  3. Plot the new points with the plot location points from above. Be sure to add a legend. Use a different symbol for the 2 new points!

If you have extra time, feel free to add roads and other layers to your map!

Answers

1) First we will read in the new csv file and look at the data structure.

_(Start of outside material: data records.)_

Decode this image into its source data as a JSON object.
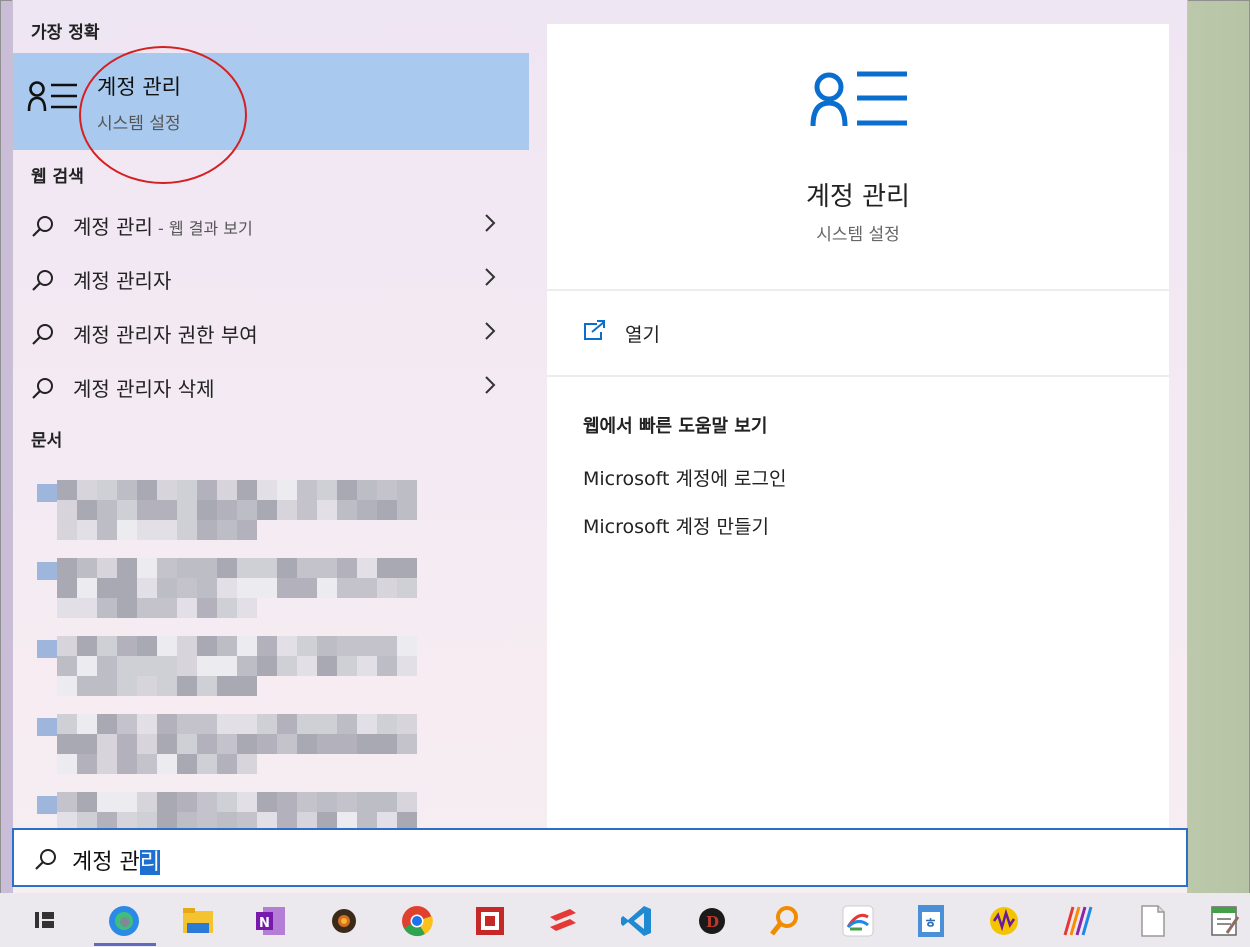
{
  "sections": {
    "best_match": "가장 정확",
    "web_search": "웹 검색",
    "documents": "문서"
  },
  "best_match_item": {
    "title": "계정 관리",
    "subtitle": "시스템 설정"
  },
  "web_results": [
    {
      "label": "계정 관리",
      "suffix": " - 웹 결과 보기"
    },
    {
      "label": "계정 관리자",
      "suffix": ""
    },
    {
      "label": "계정 관리자 권한 부여",
      "suffix": ""
    },
    {
      "label": "계정 관리자 삭제",
      "suffix": ""
    }
  ],
  "preview": {
    "title": "계정 관리",
    "subtitle": "시스템 설정",
    "open_label": "열기",
    "help_heading": "웹에서 빠른 도움말 보기",
    "help_links": [
      "Microsoft 계정에 로그인",
      "Microsoft 계정 만들기"
    ]
  },
  "search": {
    "prefix": "계정 관",
    "selected": "리"
  },
  "taskbar_icons": [
    "task-view-icon",
    "edge-icon",
    "file-explorer-icon",
    "onenote-icon",
    "game-icon",
    "chrome-icon",
    "app-red-icon",
    "express-icon",
    "vscode-icon",
    "diablo-icon",
    "magnifier-icon",
    "app-flower-icon",
    "hwp-icon",
    "audio-app-icon",
    "app-lines-icon",
    "notepad-icon",
    "editor-icon"
  ],
  "colors": {
    "accent": "#0a6ecf",
    "highlight": "#a9c9ee",
    "annotation": "#d42020"
  }
}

newplot_locations_HARV <-
  read.csv("data/NEON-DS-Site-Layout-Files/HARV/HARV_2NewPhenPlots.csv")
str(newplot_locations_HARV)
'data.frame':	2 obs. of  13 variables:
 $ decimalLat: num  42.5 42.5
 $ decimalLon: num  -72.2 -72.2
 $ country   : Factor w/ 1 level "unitedStates": 1 1
 $ stateProvi: Factor w/ 1 level "MA": 1 1
 $ county    : Factor w/ 1 level "Worcester": 1 1
 $ domainName: Factor w/ 1 level "Northeast": 1 1
 $ domainID  : Factor w/ 1 level "D01": 1 1
 $ siteID    : Factor w/ 1 level "HARV": 1 1
 $ plotType  : Factor w/ 1 level "tower": 1 1
 $ subtype   : Factor w/ 1 level "phenology": 1 1
 $ plotSize  : int  40000 40000
 $ plotDimens: Factor w/ 1 level "200m x 200m": 1 1
 $ elevation : num  358 346

2) The US boundary data we worked with previously is in a geographic WGS84 CRS. We can use that data to establish a CRS for this data. First we will extract the CRS from the country_boundary_US object and confirm that it is WGS84.

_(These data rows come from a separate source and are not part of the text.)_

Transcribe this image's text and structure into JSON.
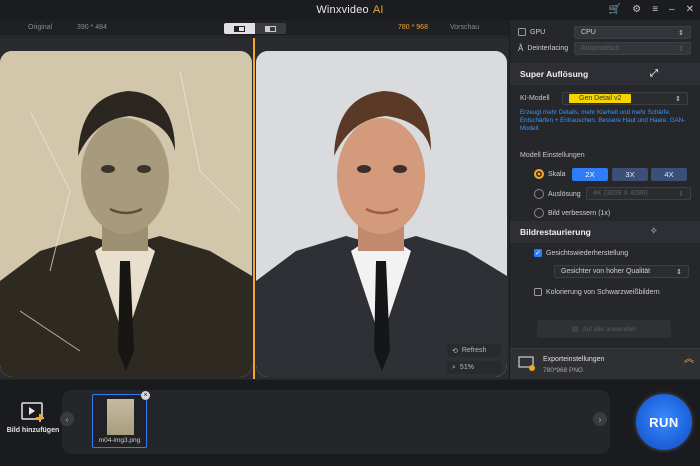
{
  "app": {
    "title": "Winxvideo",
    "title_suffix": "AI"
  },
  "compare": {
    "original_label": "Original",
    "original_dims": "390 * 484",
    "output_dims": "780 * 968",
    "preview_label": "Vorschau"
  },
  "preview": {
    "refresh_label": "Refresh",
    "zoom_label": "51%"
  },
  "settings": {
    "gpu_label": "GPU",
    "gpu_value": "CPU",
    "deinterlacing_label": "Deinterlacing",
    "deinterlacing_value": "Automatisch"
  },
  "super_res": {
    "heading": "Super Auflösung",
    "model_label": "KI-Modell",
    "model_value": "Gen Detail v2",
    "description": "Erzeugt mehr Details, mehr Klarheit und mehr Schärfe. Entschärfen + Entrauschen. Bessere Haut und Haare. GAN-Modell.",
    "settings_label": "Modell Einstellungen",
    "scale_label": "Skala",
    "scale_options": [
      "2X",
      "3X",
      "4X"
    ],
    "scale_selected": "2X",
    "resolution_label": "Auslösung",
    "resolution_value": "4K (3008 X 4096)",
    "enhance_label": "Bild verbessern (1x)"
  },
  "restoration": {
    "heading": "Bildrestaurierung",
    "face_label": "Gesichtswiederherstellung",
    "face_checked": true,
    "face_mode": "Gesichter von hoher Qualität",
    "colorize_label": "Kolorierung von Schwarzweißbildern",
    "colorize_checked": false,
    "apply_all_label": "Auf alle anwenden"
  },
  "export": {
    "title": "Exporteinstellungen",
    "subtitle": "780*968  PNG"
  },
  "bottom": {
    "add_label": "Bild hinzufügen",
    "file_name": "m04-img3.png",
    "run_label": "RUN"
  },
  "colors": {
    "accent": "#f5a623",
    "primary": "#2f7cf6",
    "model_pill": "#f5d400"
  }
}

geogCRS <- st_crs(country_boundary_US)
geogCRS
Coordinate Reference System:
  EPSG: 4326 
  proj4string: "+proj=longlat +datum=WGS84 +no_defs"

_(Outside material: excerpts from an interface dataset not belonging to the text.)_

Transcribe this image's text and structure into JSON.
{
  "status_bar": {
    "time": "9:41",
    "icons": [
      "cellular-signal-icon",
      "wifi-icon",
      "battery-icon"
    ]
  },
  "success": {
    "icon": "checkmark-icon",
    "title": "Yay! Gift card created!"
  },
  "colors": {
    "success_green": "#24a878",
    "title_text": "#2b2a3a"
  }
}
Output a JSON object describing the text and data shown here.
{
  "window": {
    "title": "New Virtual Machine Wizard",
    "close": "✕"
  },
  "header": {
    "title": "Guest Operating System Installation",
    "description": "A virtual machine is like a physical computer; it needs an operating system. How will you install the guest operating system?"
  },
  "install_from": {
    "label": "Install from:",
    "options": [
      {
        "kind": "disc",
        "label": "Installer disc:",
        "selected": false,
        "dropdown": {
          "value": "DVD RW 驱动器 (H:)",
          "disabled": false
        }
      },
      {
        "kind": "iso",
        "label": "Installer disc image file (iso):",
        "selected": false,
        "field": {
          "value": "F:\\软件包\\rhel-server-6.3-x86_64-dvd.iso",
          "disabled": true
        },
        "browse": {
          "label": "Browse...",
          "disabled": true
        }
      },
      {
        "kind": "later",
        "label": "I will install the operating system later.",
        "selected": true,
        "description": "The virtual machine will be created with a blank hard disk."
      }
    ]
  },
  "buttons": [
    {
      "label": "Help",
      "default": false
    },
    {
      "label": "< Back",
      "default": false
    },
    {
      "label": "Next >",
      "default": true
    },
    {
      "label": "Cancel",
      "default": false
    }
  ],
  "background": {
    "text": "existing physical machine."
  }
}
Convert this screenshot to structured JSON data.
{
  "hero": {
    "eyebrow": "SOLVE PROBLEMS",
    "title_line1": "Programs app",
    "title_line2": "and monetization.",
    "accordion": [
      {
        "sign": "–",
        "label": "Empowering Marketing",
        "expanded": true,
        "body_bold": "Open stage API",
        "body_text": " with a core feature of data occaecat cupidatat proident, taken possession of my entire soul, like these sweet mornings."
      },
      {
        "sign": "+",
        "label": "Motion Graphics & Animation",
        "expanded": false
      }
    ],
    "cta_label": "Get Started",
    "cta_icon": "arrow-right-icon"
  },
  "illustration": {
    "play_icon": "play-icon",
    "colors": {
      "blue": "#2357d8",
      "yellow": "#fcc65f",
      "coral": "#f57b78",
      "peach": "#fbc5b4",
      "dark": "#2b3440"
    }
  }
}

Then we will convert our new data to a spatial dataframe, using the geogCRS object as our CRS.

newPlot.Sp.HARV <- st_as_sf(newplot_locations_HARV, coords = c("decimalLon", "decimalLat"), crs = geogCRS)

Next we’ll confirm that the CRS for our new object is correct.

st_crs(newPlot.Sp.HARV)
Coordinate Reference System:
  EPSG: 4326 
  proj4string: "+proj=longlat +datum=WGS84 +no_defs"

We will be adding these new data points to the plot we created before. The data for the earlier plot was in UTM. Since we’re using ggplot, it will reproject the data for us.

3) Now we can create our plot.

ggplot() + 
  geom_sf(data = plot_locations_sp_HARV, color = "orange") +
  geom_sf(data = newPlot.Sp.HARV, color = "lightblue") +
  ggtitle("Map of All Plot Locations")

plot of chunk plot-locations-harv-orange

Export a Shapefile

We can write an R spatial object to a shapefile using the st_write function in sf. To do this we need the following arguments:

We can now export the spatial object as a shapefile.

st_write(plot_locations_sp_HARV,
         "data/PlotLocations_HARV.shp", driver = "ESRI Shapefile")

Key Points

  • It is important to know the projection (if any) of your point data prior to converting to a spatial object.

  • Convert a data frame to an sf object using the st_as_sf() function.

  • Export an sf object as text using the st_write() function.